» **EXERCISE DIRECTIONS**
In the records below, some lines hold the word "icon". Copy each of those lines.

» **ENTRIES PROVIDED**
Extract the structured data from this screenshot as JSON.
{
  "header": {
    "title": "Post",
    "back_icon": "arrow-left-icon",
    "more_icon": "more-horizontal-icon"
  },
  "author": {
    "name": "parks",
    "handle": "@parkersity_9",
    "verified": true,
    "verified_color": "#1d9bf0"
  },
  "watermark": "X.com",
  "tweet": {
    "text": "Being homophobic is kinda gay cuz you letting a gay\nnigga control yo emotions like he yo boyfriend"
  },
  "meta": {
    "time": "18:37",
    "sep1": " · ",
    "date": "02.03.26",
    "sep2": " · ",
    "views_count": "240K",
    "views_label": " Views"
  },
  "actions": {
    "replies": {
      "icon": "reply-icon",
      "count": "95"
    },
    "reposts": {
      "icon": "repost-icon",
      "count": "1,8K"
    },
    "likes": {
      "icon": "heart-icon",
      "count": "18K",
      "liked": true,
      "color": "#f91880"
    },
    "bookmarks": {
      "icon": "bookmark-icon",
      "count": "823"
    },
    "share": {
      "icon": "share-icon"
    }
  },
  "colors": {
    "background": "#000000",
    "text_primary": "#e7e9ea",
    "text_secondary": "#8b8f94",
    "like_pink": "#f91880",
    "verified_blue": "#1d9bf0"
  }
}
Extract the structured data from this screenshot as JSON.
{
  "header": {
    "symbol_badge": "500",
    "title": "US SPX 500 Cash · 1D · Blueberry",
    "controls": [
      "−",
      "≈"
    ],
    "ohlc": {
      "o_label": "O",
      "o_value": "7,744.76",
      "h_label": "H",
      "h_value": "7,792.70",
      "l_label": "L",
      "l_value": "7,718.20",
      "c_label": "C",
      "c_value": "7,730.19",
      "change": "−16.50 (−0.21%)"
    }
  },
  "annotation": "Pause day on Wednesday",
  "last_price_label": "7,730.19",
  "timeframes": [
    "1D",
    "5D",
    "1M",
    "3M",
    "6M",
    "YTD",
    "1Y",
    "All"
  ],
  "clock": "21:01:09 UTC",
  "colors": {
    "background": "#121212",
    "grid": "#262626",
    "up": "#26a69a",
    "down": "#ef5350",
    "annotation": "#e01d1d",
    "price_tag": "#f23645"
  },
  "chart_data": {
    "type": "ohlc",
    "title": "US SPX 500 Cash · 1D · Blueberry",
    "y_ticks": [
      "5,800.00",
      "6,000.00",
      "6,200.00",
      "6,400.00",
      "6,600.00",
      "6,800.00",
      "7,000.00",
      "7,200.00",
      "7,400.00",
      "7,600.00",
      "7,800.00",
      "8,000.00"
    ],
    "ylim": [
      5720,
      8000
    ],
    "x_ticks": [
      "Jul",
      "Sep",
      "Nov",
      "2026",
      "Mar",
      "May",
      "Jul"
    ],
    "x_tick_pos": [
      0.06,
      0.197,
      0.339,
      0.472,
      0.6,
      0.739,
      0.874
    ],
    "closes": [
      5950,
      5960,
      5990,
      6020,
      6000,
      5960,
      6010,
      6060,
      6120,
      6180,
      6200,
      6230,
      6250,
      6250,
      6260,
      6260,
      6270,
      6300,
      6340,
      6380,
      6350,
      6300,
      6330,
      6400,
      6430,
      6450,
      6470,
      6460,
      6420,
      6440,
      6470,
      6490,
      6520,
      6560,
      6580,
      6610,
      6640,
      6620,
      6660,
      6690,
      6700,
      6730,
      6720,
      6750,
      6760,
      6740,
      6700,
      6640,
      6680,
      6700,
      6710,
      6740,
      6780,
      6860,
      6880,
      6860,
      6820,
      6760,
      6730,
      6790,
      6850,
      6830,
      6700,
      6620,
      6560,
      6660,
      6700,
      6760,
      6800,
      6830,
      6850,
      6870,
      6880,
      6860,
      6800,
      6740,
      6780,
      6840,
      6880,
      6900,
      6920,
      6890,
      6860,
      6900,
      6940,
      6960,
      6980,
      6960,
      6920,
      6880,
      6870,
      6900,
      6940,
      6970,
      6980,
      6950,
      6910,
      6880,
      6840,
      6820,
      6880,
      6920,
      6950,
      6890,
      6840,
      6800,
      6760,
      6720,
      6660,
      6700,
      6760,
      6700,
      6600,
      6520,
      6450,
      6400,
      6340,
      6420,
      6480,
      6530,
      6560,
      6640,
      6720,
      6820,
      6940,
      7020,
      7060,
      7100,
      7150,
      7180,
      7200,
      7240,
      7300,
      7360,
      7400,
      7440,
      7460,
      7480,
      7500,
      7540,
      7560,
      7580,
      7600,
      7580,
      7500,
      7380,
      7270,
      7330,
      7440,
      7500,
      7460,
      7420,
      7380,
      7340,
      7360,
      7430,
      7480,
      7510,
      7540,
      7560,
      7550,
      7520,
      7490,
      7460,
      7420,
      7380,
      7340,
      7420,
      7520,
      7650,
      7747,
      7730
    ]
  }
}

» **RESULT OF THE TASK**
    "back_icon": "arrow-left-icon",
    "more_icon": "more-horizontal-icon"
      "icon": "reply-icon",
      "icon": "repost-icon",
      "icon": "heart-icon",
      "icon": "bookmark-icon",
      "icon": "share-icon"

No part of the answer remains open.